_Task_
Print out all the records, word for word.

_Data records_
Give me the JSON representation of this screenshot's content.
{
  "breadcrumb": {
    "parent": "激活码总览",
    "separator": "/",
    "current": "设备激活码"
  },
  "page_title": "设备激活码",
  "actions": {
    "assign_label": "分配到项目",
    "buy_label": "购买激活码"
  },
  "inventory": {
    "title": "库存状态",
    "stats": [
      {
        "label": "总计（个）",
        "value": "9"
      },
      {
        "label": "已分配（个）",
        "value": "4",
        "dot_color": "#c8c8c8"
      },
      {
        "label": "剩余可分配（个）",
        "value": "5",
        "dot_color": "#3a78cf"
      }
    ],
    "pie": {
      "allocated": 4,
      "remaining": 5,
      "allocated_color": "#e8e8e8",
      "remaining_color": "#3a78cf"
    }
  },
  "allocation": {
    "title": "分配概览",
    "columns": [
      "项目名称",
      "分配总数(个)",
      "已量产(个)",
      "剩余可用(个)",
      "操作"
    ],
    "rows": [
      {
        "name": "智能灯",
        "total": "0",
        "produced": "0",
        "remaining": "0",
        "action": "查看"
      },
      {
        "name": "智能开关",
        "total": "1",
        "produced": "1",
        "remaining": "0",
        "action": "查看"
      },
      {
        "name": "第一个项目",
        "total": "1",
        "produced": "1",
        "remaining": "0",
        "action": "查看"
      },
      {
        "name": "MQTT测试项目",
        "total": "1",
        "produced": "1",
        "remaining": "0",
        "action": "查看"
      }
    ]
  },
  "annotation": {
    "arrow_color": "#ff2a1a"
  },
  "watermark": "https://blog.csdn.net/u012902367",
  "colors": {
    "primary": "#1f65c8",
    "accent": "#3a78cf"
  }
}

_Answer to this task_
Give me the JSON representation of this screenshot's content.
{
  "breadcrumb": {
    "parent": "激活码总览",
    "separator": "/",
    "current": "设备激活码"
  },
  "page_title": "设备激活码",
  "actions": {
    "assign_label": "分配到项目",
    "buy_label": "购买激活码"
  },
  "inventory": {
    "title": "库存状态",
    "stats": [
      {
        "label": "总计（个）",
        "value": "9"
      },
      {
        "label": "已分配（个）",
        "value": "4",
        "dot_color": "#c8c8c8"
      },
      {
        "label": "剩余可分配（个）",
        "value": "5",
        "dot_color": "#3a78cf"
      }
    ],
    "pie": {
      "allocated": 4,
      "remaining": 5,
      "allocated_color": "#e8e8e8",
      "remaining_color": "#3a78cf"
    }
  },
  "allocation": {
    "title": "分配概览",
    "columns": [
      "项目名称",
      "分配总数(个)",
      "已量产(个)",
      "剩余可用(个)",
      "操作"
    ],
    "rows": [
      {
        "name": "智能灯",
        "total": "0",
        "produced": "0",
        "remaining": "0",
        "action": "查看"
      },
      {
        "name": "智能开关",
        "total": "1",
        "produced": "1",
        "remaining": "0",
        "action": "查看"
      },
      {
        "name": "第一个项目",
        "total": "1",
        "produced": "1",
        "remaining": "0",
        "action": "查看"
      },
      {
        "name": "MQTT测试项目",
        "total": "1",
        "produced": "1",
        "remaining": "0",
        "action": "查看"
      }
    ]
  },
  "annotation": {
    "arrow_color": "#ff2a1a"
  },
  "watermark": "https://blog.csdn.net/u012902367",
  "colors": {
    "primary": "#1f65c8",
    "accent": "#3a78cf"
  }
}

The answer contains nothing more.